((

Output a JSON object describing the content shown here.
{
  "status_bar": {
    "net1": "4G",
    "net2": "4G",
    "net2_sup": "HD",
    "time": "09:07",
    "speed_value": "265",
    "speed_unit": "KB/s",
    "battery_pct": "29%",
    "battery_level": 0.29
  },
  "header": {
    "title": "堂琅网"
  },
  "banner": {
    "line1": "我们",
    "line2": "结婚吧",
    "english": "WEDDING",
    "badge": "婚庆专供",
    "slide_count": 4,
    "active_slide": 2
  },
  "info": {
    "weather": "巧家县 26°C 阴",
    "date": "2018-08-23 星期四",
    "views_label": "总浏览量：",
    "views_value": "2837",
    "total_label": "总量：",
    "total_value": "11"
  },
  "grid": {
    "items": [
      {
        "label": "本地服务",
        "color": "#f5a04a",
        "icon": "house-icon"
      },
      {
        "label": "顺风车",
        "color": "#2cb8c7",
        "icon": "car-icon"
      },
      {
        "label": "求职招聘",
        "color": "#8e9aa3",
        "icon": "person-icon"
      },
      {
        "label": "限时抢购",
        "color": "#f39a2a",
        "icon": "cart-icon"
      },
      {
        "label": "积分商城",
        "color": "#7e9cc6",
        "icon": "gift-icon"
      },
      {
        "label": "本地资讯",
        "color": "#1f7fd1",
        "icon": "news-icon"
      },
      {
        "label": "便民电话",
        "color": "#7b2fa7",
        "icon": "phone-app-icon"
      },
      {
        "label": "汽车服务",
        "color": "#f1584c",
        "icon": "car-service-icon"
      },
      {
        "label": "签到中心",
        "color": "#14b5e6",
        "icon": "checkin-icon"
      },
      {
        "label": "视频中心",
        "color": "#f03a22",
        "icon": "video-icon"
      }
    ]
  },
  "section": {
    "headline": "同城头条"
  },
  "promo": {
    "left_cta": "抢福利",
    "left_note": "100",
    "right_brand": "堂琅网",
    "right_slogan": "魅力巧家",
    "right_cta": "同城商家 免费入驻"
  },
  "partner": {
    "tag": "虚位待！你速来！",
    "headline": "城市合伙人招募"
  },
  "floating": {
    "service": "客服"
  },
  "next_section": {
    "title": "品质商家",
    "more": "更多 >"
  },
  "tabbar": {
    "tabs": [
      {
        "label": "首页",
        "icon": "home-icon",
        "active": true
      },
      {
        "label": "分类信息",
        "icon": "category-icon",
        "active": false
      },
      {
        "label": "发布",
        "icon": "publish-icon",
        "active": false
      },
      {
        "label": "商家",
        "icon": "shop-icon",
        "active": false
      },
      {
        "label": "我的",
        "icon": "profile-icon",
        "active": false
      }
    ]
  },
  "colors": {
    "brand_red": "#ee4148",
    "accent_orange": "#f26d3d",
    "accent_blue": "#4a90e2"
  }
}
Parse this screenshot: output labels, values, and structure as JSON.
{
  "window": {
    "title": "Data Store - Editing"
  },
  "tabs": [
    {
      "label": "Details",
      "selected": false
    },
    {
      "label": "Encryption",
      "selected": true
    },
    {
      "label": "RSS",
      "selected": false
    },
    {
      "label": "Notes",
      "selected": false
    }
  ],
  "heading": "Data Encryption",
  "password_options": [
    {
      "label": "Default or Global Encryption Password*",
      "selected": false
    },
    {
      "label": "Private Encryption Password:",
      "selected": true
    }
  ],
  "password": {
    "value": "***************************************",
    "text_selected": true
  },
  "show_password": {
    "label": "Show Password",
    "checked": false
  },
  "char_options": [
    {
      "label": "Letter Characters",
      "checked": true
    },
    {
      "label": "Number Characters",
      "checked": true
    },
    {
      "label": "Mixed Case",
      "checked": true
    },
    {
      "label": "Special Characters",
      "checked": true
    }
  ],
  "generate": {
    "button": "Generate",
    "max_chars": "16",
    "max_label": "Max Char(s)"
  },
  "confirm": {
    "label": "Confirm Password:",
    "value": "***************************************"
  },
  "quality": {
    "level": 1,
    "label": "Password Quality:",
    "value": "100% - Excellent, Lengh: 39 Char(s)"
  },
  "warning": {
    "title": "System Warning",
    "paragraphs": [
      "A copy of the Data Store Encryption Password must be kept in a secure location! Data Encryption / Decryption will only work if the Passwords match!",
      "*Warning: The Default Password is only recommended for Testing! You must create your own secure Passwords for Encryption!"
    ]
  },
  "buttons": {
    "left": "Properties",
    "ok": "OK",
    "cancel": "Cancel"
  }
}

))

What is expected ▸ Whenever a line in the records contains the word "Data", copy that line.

Result for this exercise ▸
    "title": "Data Store - Editing"
  "heading": "Data Encryption",
      "A copy of the Data Store Encryption Password must be kept in a secure location! Data Encryption / Decryption will only work if the Passwords match!",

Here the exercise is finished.